1:26-27 This passage seems to be based on Leviticus 20:10-16 where seven kinds of sexual abomination deserved the death penalty. In addition to four specific kinds of adultery (one is referred to in 1 Corinthians 5:1), three other sexual practices were forbidden. First there was buggery, or the anal penetration of another male (20:13). Secondly bestiality, or the penetration of an animal by a male (20:15). And thirdly a woman allowing herself to be mounted by an animal (20:16). What horrified Paul was that these practices that had required the death penalty were now common pastimes in the Greek world. One hates to discuss such crudities, but it seems that God's word in Leviticus and Romans is not embarrassed to call a spade a spade.
If it was Leviticus 20:13-16 that was in Paul's mind then Romans 1:26 refers to women being mounted by their pets.
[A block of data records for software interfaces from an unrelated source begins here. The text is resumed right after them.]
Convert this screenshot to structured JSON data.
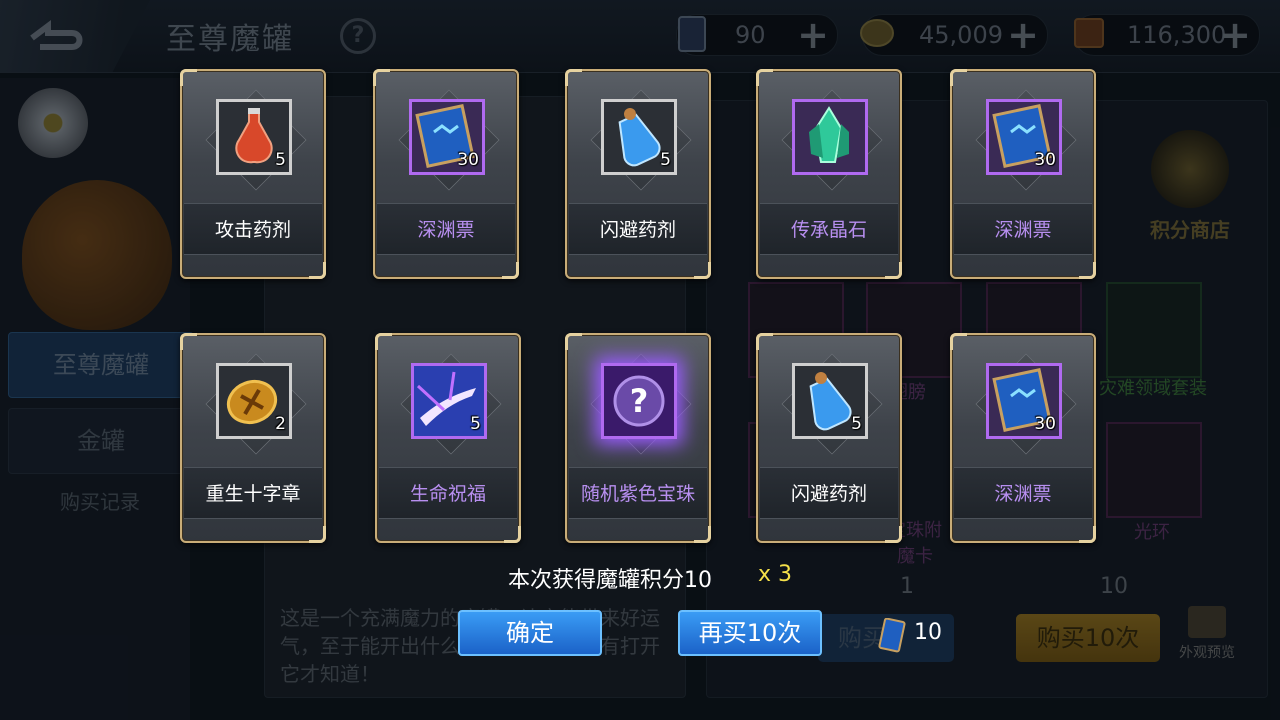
{
  "header": {
    "title": "至尊魔罐",
    "help_icon": "question-mark-icon",
    "currencies": [
      {
        "icon": "abyss-ticket-icon",
        "value": "90"
      },
      {
        "icon": "gold-coin-icon",
        "value": "45,009"
      },
      {
        "icon": "scroll-icon",
        "value": "116,300"
      }
    ]
  },
  "sidebar": {
    "tabs": [
      "至尊魔罐",
      "金罐"
    ],
    "link": "购买记录"
  },
  "description": "这是一个充满魔力的魔罐，让它能带来好运气，至于能开出什么样的宝贝，你只有打开它才知道！",
  "right_panel": {
    "score_shop": "积分商店",
    "item_labels": [
      "翅膀",
      "灾难领域套装",
      "宝珠附魔卡",
      "光环"
    ],
    "costs": [
      "1",
      "10"
    ],
    "buy_once_label": "购买",
    "buy_ten_label": "购买10次",
    "preview_label": "外观预览"
  },
  "rewards": [
    {
      "name": "攻击药剂",
      "qty": "5",
      "rarity": "normal",
      "icon": "attack-potion-icon"
    },
    {
      "name": "深渊票",
      "qty": "30",
      "rarity": "purple",
      "icon": "abyss-ticket-icon"
    },
    {
      "name": "闪避药剂",
      "qty": "5",
      "rarity": "normal",
      "icon": "evasion-potion-icon"
    },
    {
      "name": "传承晶石",
      "qty": "",
      "rarity": "purple",
      "icon": "inheritance-crystal-icon"
    },
    {
      "name": "深渊票",
      "qty": "30",
      "rarity": "purple",
      "icon": "abyss-ticket-icon"
    },
    {
      "name": "重生十字章",
      "qty": "2",
      "rarity": "normal",
      "icon": "rebirth-cross-coin-icon"
    },
    {
      "name": "生命祝福",
      "qty": "5",
      "rarity": "purple",
      "icon": "life-blessing-icon"
    },
    {
      "name": "随机紫色宝珠",
      "qty": "",
      "rarity": "purple-glow",
      "icon": "random-purple-orb-icon"
    },
    {
      "name": "闪避药剂",
      "qty": "5",
      "rarity": "normal",
      "icon": "evasion-potion-icon"
    },
    {
      "name": "深渊票",
      "qty": "30",
      "rarity": "purple",
      "icon": "abyss-ticket-icon"
    }
  ],
  "result": {
    "points_text": "本次获得魔罐积分10",
    "multiplier": "x 3",
    "confirm_label": "确定",
    "buy_again_label": "再买10次",
    "buy_again_cost": "10"
  }
}
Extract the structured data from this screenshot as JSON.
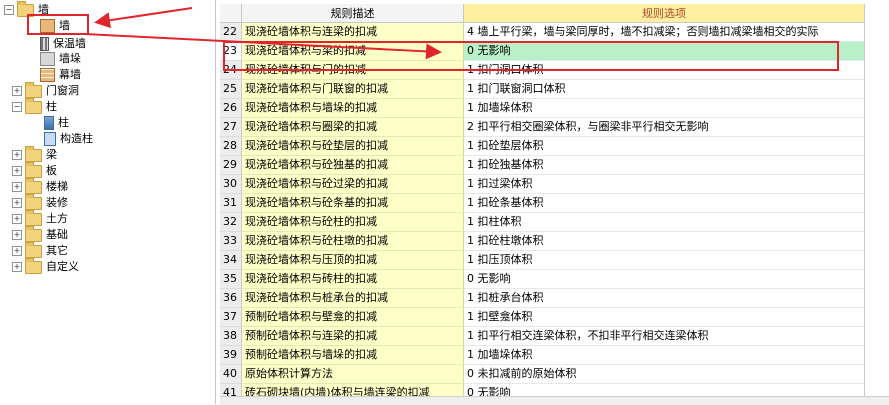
{
  "tree": {
    "nodes": [
      {
        "id": "wall-root",
        "label": "墙",
        "toggle": "−",
        "icon": "folder",
        "depth": 0
      },
      {
        "id": "wall",
        "label": "墙",
        "icon": "wall",
        "depth": 1,
        "selected": true
      },
      {
        "id": "insulation",
        "label": "保温墙",
        "icon": "insulation",
        "depth": 1
      },
      {
        "id": "duo",
        "label": "墙垛",
        "icon": "duo",
        "depth": 1
      },
      {
        "id": "curtain",
        "label": "幕墙",
        "icon": "curtain",
        "depth": 1
      },
      {
        "id": "doors",
        "label": "门窗洞",
        "toggle": "+",
        "icon": "folder",
        "depth": 0
      },
      {
        "id": "column-root",
        "label": "柱",
        "toggle": "−",
        "icon": "folder",
        "depth": 0
      },
      {
        "id": "column",
        "label": "柱",
        "icon": "column",
        "depth": 1
      },
      {
        "id": "gzz",
        "label": "构造柱",
        "icon": "gzz",
        "depth": 1
      },
      {
        "id": "beam",
        "label": "梁",
        "toggle": "+",
        "icon": "folder",
        "depth": 0
      },
      {
        "id": "slab",
        "label": "板",
        "toggle": "+",
        "icon": "folder",
        "depth": 0
      },
      {
        "id": "stairs",
        "label": "楼梯",
        "toggle": "+",
        "icon": "folder",
        "depth": 0
      },
      {
        "id": "decoration",
        "label": "装修",
        "toggle": "+",
        "icon": "folder",
        "depth": 0
      },
      {
        "id": "earth",
        "label": "土方",
        "toggle": "+",
        "icon": "folder",
        "depth": 0
      },
      {
        "id": "foundation",
        "label": "基础",
        "toggle": "+",
        "icon": "folder",
        "depth": 0
      },
      {
        "id": "other",
        "label": "其它",
        "toggle": "+",
        "icon": "folder",
        "depth": 0
      },
      {
        "id": "custom",
        "label": "自定义",
        "toggle": "+",
        "icon": "folder",
        "depth": 0
      }
    ]
  },
  "grid": {
    "header_num": "",
    "header_desc": "规则描述",
    "header_opt": "规则选项",
    "colors": {
      "header_opt_bg": "#fff0a0",
      "header_desc_bg": "#f4f4f4",
      "selected_opt": "#b8f0c8",
      "desc_bg": "#ffffc8",
      "annot": "#e0262c"
    },
    "rows": [
      {
        "num": "22",
        "desc": "现浇砼墙体积与连梁的扣减",
        "opt": "4  墙上平行梁，墙与梁同厚时，墙不扣减梁；否则墙扣减梁墙相交的实际"
      },
      {
        "num": "23",
        "desc": "现浇砼墙体积与梁的扣减",
        "opt": "0  无影响",
        "selected": true
      },
      {
        "num": "24",
        "desc": "现浇砼墙体积与门的扣减",
        "opt": "1  扣门洞口体积"
      },
      {
        "num": "25",
        "desc": "现浇砼墙体积与门联窗的扣减",
        "opt": "1  扣门联窗洞口体积"
      },
      {
        "num": "26",
        "desc": "现浇砼墙体积与墙垛的扣减",
        "opt": "1   加墙垛体积"
      },
      {
        "num": "27",
        "desc": "现浇砼墙体积与圈梁的扣减",
        "opt": "2   扣平行相交圈梁体积，与圈梁非平行相交无影响"
      },
      {
        "num": "28",
        "desc": "现浇砼墙体积与砼垫层的扣减",
        "opt": "1   扣砼垫层体积"
      },
      {
        "num": "29",
        "desc": "现浇砼墙体积与砼独基的扣减",
        "opt": "1   扣砼独基体积"
      },
      {
        "num": "30",
        "desc": "现浇砼墙体积与砼过梁的扣减",
        "opt": "1   扣过梁体积"
      },
      {
        "num": "31",
        "desc": "现浇砼墙体积与砼条基的扣减",
        "opt": "1   扣砼条基体积"
      },
      {
        "num": "32",
        "desc": "现浇砼墙体积与砼柱的扣减",
        "opt": "1   扣柱体积"
      },
      {
        "num": "33",
        "desc": "现浇砼墙体积与砼柱墩的扣减",
        "opt": "1   扣砼柱墩体积"
      },
      {
        "num": "34",
        "desc": "现浇砼墙体积与压顶的扣减",
        "opt": "1   扣压顶体积"
      },
      {
        "num": "35",
        "desc": "现浇砼墙体积与砖柱的扣减",
        "opt": "0   无影响"
      },
      {
        "num": "36",
        "desc": "现浇砼墙体积与桩承台的扣减",
        "opt": "1   扣桩承台体积"
      },
      {
        "num": "37",
        "desc": "预制砼墙体积与壁龛的扣减",
        "opt": "1   扣壁龛体积"
      },
      {
        "num": "38",
        "desc": "预制砼墙体积与连梁的扣减",
        "opt": "1   扣平行相交连梁体积，不扣非平行相交连梁体积"
      },
      {
        "num": "39",
        "desc": "预制砼墙体积与墙垛的扣减",
        "opt": "1   加墙垛体积"
      },
      {
        "num": "40",
        "desc": "原始体积计算方法",
        "opt": "0  未扣减前的原始体积"
      },
      {
        "num": "41",
        "desc": "砖石砌块墙(内墙)体积与墙连梁的扣减",
        "opt": "0   无影响"
      }
    ]
  }
}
We should then translate "And in the same way men abandoning natural sex with the female, were consumed by their desire" (i.e. sex with animals). There was no punctuation in the Greek text, so by moving the comma the remainder of v. 27 then becomes "with one another men penetrating other males doing what is shameless."
This would give an exact correspondence with the three acts, other than adultery, which deserved the death penalty in Leviticus 20:16, 20:15, and 20:13. And we know that these three kinds of behavior were flaunted in the world where Paul did his apostolic work. The anal penetration of young men was always extremely dangerous, and in our day we know that sexual penetration of the anus is a major cause of AIDS.
1:28-31 Whether or not that is the correct translation of 1:24-25, the next step is down into the morass of Greek civilization. It was characterized by moral evil, greed, malice, envy, murder, strife, slander, inordinate pride, constant invention of new forms of evil, hatred of parents, implacable ruthlessness, etc.
1:32 The end of civilization is when such social behavior is applauded and made the norm in society. It is important to note that Paul is describing three steps down that resulted from the Greek obsession with human wisdom. He is not listing sins with a view to creating individual conviction of sin. In a previous letter Paul had argued that the needed fruits of the kingdom are only produced by the Spirit (Gal. 5:22, 23). The opposite works of the unaided flesh are exactly those that Paul had described to characterize the final stage of Greek civilization (1:28-32). It is tempting to make the connection and imagine that Paul's explanation in Romans for the disastrous corruption of the Greek world was their pursuit of the works of unaided human wisdom instead of looking to the inspiration of the Spirit (see "the flesh," 7:14-25).